### What is required
Among the records that follow, find each line holding the word "Visor" and copy it.

[Dataset rows describing interfaces]
────────────────

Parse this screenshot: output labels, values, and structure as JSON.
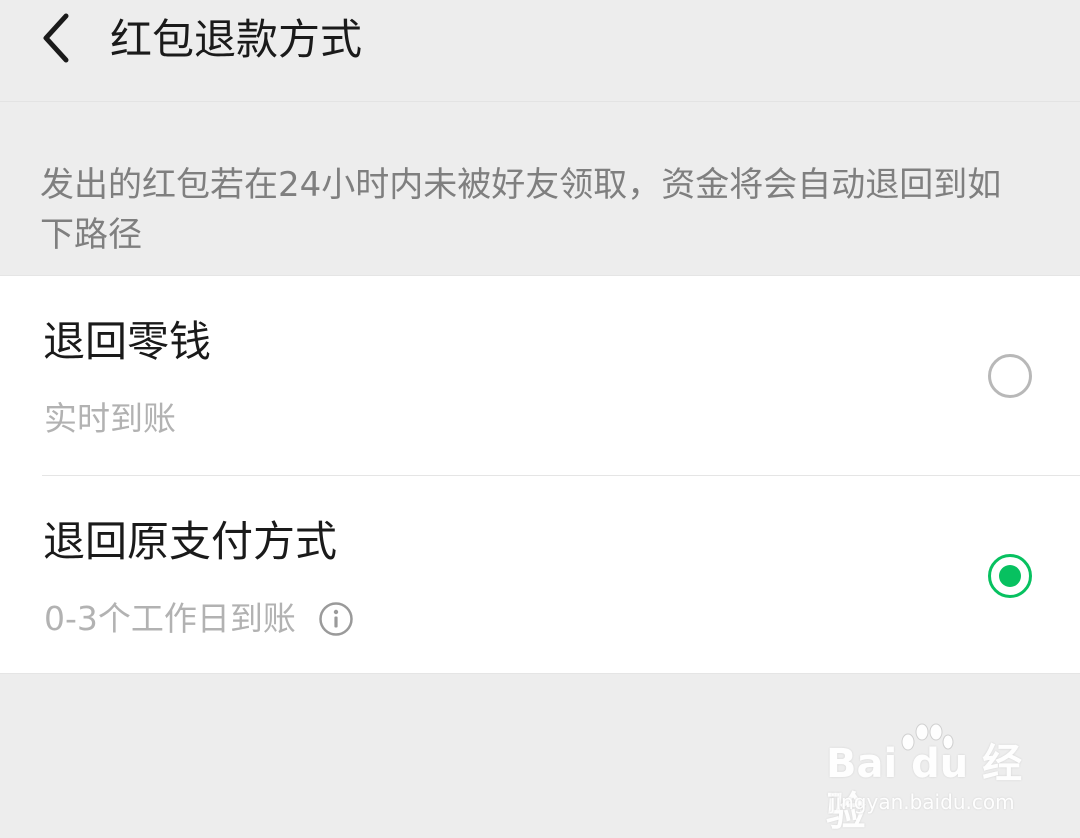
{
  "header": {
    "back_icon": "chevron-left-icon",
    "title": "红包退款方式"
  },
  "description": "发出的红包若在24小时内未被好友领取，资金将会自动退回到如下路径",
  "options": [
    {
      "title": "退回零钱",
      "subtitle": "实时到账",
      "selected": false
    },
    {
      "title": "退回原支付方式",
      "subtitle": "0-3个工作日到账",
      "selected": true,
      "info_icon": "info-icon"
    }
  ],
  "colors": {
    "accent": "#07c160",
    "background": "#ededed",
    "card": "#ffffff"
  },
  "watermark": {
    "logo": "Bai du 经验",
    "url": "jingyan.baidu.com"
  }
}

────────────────

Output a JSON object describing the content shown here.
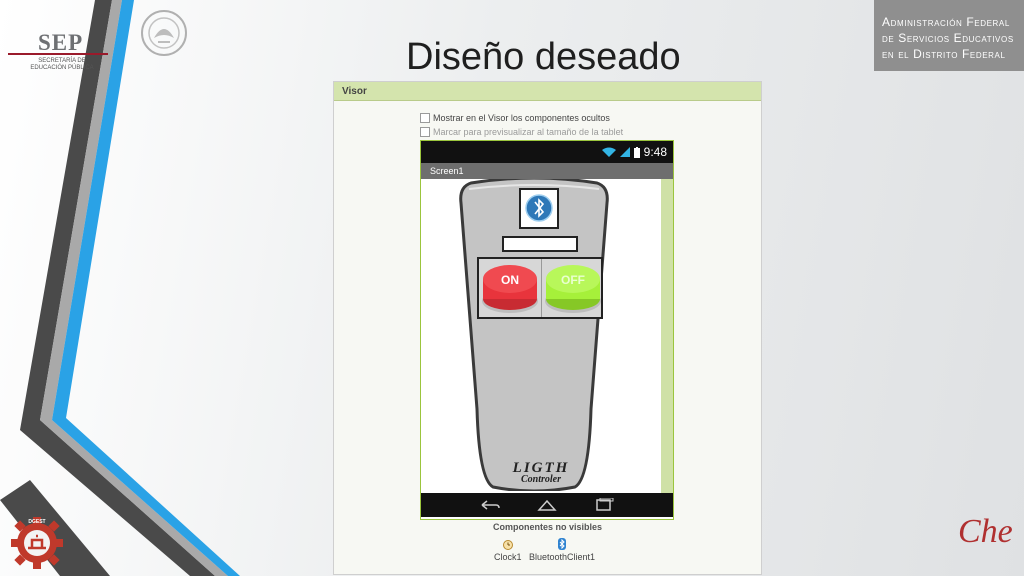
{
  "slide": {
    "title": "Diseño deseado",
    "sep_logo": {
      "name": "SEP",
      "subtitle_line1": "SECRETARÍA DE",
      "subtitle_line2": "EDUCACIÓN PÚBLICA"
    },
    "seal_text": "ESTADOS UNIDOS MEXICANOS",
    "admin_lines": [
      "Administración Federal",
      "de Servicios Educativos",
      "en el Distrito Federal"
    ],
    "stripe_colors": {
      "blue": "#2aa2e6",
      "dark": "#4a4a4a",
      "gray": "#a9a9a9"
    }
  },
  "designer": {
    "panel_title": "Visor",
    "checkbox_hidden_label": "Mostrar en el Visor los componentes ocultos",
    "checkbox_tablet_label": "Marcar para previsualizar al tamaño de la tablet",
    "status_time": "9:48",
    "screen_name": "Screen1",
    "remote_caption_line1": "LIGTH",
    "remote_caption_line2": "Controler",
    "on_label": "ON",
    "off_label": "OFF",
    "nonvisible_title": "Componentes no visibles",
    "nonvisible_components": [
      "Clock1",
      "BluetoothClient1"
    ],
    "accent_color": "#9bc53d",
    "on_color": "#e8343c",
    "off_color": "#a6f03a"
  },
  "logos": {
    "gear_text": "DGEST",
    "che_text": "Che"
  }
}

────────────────

### Exercise result
    "panel_title": "Visor",
    "checkbox_hidden_label": "Mostrar en el Visor los componentes ocultos",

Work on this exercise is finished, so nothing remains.